India’s first ‘made-at-home’ film during the COVID-19 lockdown — a thriller in Malayalam, starring popular actor Fahadh Faasil — has the Indian Consulate in Dubai playing a cameo role.
“C U Soon,” which premiered on streaming platform Amazon Prime Video last week, has highlighted the role of the mission (and in turn its counterparts in various other countries) in rescuing migrant Indian women duped by recruitment agents.
“Yes, the consulate has a great role in the movie,” director–screenwriter of the 90-minute ‘screen-based’ movie, Mahesh Narayanan, told Gulf News over the phone from the south Indian state Kerala.
Mahesh, who has also edited the movie, had read several news reports about the Indian missions and local authorities busting gangs that recruit and abuse vulnerable women migrating abroad to earn a better livelihood for their families.
But what motivated him to highlight their plight in his experimental film during the COVID-19 pandemic was a video sent out by one such woman trapped in a Gulf country in 2015.
“One of my friends, Vinod, who works with the sound department of a news channel there [in that Gulf country] had forwarded the video to me,” said Mahesh.
“The girl was in a bad state. She had left the bathroom shower on and was appealing for help from her family in a muffled voice,” he recollected.
The disturbing video haunted Mahesh for days, he said. “I didn’t know if the video was even received by her family. But later my friend said she was rescued and sent home.”
Since the entire film was shot in four apartments and in a hotel in Kochi due to the COVID-19 restrictions, Mahesh had to use stock footage of the Indian Consulate.
Real life stories
Sheltering and repatriating distressed Indian women is a key community welfare activity of the consulate in real life.
Till date this year, the mission has repatriated 112 such women, Neeraj Agrawal, consul for Press, Information and Culture told Gulf News on Wednesday.
“More than 80 of them were given shelter by the consulate,” he said.
Two of them were repatriated this week.
E. Rani from Hyderabad and S. Kaur from Amritsar were brought to the UAE by illegal agents on false promises of better job opportunities, the mission said on Twitter while announcing its assistance in repatriating them.
During the pandemic, the mission repatriated 11 other women who complained of physical abuse after being forced into work in a dance bar in Fujairah.
Last year, 317 women in distress had sought assistance from the mission.
How they are helped
The mission runs a separate helpline number 050-4559594 for women, especially housemaids, in distress and gives shelter to those who seek help.
It provides food and accommodation and meets the expenses for their air ticket, document cancellation processes and provides support by issuing emergency certificates.
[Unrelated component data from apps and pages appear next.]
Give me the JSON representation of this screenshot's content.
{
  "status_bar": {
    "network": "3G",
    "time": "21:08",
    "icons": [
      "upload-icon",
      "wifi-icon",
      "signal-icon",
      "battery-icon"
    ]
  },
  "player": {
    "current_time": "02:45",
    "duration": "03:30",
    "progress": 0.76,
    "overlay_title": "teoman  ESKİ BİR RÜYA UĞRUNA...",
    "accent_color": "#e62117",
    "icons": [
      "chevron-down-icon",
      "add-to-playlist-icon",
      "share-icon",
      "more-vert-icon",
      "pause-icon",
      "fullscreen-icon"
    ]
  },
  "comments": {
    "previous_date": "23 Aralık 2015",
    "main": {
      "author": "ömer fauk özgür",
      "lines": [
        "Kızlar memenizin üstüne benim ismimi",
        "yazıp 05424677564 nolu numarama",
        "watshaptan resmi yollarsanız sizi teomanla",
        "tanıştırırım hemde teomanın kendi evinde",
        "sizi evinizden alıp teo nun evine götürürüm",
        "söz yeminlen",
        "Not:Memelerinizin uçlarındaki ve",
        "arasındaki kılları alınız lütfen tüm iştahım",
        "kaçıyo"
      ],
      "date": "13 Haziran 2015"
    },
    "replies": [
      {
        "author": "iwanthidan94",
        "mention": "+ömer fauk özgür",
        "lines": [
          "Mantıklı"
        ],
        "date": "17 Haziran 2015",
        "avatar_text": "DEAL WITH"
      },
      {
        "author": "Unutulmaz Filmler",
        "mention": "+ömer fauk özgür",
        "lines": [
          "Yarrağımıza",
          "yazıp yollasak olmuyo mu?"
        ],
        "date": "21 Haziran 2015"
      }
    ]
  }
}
Also known as out-pass, an emergency certificate is a one-way travel document to facilitate the return of Indians without a valid passport.
The Indian Community Welfare Fund (ICWF), which is primarily funded by the service fee paid by Indian expats for various consular services, is used for meeting their expenses.
In 2019, the Indian Consulate spent over Rs3.5million for providing food, accommodation and transportation, excluding air tickets, for aiding distressed women.
How they can be saved
A majority of these women either get cheated by agents or ill-treated or overworked by employers because they are not employed through legal channels, said Jitender Singh Negi, consul (labour and consular service).
Many of them are housemaids or beauticians. Occasionally, well-educated women have also fallen into the trap of agents who bring them over on visit visas with the promise to change them to employment visas after arrival.
Negi said the mission has not had cases of housemaids running away from employers if they are recruited through India’s online recruitment portal e-Migrate.
“We have always been encouraging employers to recruit housemaids through the e-Migrate system. We have also been conducting awareness programmes about the dangers of coming on visit visas for jobs,” said Agrawal.
The officials said the mission reports Indian agents cheating female recruits and they have been prosecuted on several occasions.
They urged Indian women to verify the genuineness of their job offers through the missions or the Pravasi Bharatiya Sahayata Kendra.
Mahesh, meanwhile, hopes that his film can also help create awareness about the issue.
“Many women don’t know whether they are going to work as a maid or a housekeeper when they are promised some other job. We have seen several such stories in the media. I think many are apprehensive to approach the authorities when they are in trouble. Some fear if the missions or the police will be receptive. I hope the film does its bit in spreading awareness about these issues.”